___ Records supplied ___

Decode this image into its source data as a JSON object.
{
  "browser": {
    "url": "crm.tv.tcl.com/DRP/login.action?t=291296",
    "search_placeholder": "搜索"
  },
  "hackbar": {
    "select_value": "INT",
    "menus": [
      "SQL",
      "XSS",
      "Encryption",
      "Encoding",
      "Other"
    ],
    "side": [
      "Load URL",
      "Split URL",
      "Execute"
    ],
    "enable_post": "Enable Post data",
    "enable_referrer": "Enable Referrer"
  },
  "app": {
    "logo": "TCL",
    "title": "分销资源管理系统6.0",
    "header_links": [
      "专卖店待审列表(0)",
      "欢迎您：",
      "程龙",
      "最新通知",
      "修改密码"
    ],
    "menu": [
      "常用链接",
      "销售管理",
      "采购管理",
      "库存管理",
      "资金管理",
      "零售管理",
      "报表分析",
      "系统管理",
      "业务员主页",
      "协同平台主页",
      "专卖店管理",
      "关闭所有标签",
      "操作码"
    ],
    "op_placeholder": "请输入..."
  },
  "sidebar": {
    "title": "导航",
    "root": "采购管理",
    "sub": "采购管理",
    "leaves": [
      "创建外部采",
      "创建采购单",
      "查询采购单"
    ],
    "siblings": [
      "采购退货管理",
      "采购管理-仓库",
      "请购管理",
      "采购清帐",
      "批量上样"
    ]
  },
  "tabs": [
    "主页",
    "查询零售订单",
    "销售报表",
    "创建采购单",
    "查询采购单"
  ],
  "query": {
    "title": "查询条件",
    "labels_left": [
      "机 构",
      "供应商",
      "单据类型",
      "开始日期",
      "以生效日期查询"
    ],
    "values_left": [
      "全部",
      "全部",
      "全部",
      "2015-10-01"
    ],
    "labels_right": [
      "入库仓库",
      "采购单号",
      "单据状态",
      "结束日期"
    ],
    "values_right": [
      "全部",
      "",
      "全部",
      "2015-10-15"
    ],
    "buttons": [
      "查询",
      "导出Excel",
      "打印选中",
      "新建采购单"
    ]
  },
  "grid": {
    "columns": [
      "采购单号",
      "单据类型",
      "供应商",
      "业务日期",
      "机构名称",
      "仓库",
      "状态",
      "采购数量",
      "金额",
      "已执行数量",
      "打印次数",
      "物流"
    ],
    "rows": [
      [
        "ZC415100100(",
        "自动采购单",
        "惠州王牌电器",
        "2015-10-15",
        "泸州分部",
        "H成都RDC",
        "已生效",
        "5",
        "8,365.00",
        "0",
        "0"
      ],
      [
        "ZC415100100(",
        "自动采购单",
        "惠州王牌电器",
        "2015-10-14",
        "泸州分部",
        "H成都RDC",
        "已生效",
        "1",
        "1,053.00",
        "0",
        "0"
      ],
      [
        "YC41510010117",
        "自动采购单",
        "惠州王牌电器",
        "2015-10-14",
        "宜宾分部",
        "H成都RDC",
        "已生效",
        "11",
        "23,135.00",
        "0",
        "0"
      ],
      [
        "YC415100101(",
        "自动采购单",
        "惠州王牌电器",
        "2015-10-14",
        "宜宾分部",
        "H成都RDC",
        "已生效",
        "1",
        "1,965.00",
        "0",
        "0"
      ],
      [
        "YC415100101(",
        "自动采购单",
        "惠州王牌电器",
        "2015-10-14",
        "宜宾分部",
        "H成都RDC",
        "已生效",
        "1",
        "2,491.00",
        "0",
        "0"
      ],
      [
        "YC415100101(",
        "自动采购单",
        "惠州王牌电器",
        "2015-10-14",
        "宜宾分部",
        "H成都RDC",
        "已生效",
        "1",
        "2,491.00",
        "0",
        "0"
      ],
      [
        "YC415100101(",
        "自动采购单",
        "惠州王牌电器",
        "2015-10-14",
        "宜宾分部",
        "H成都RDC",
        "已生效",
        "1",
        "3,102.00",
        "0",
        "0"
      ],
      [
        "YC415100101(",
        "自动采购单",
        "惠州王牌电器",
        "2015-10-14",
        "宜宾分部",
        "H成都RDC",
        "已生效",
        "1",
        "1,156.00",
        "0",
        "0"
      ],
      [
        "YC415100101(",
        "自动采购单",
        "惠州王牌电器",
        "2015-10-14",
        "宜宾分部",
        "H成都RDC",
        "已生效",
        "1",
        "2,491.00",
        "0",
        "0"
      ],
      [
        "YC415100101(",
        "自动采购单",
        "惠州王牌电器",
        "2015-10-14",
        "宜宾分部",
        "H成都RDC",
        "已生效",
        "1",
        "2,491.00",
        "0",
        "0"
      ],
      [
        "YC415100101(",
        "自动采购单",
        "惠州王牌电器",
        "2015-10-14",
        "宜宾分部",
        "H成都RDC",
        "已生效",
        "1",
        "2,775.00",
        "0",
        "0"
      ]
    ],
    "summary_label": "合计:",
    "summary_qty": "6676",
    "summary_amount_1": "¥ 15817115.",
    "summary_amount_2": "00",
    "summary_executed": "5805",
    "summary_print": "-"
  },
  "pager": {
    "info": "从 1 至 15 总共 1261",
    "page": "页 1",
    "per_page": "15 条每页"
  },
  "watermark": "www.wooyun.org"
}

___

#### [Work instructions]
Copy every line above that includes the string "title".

#### [Written answer]
    "title": "分销资源管理系统6.0",
    "title": "导航",
    "title": "查询条件",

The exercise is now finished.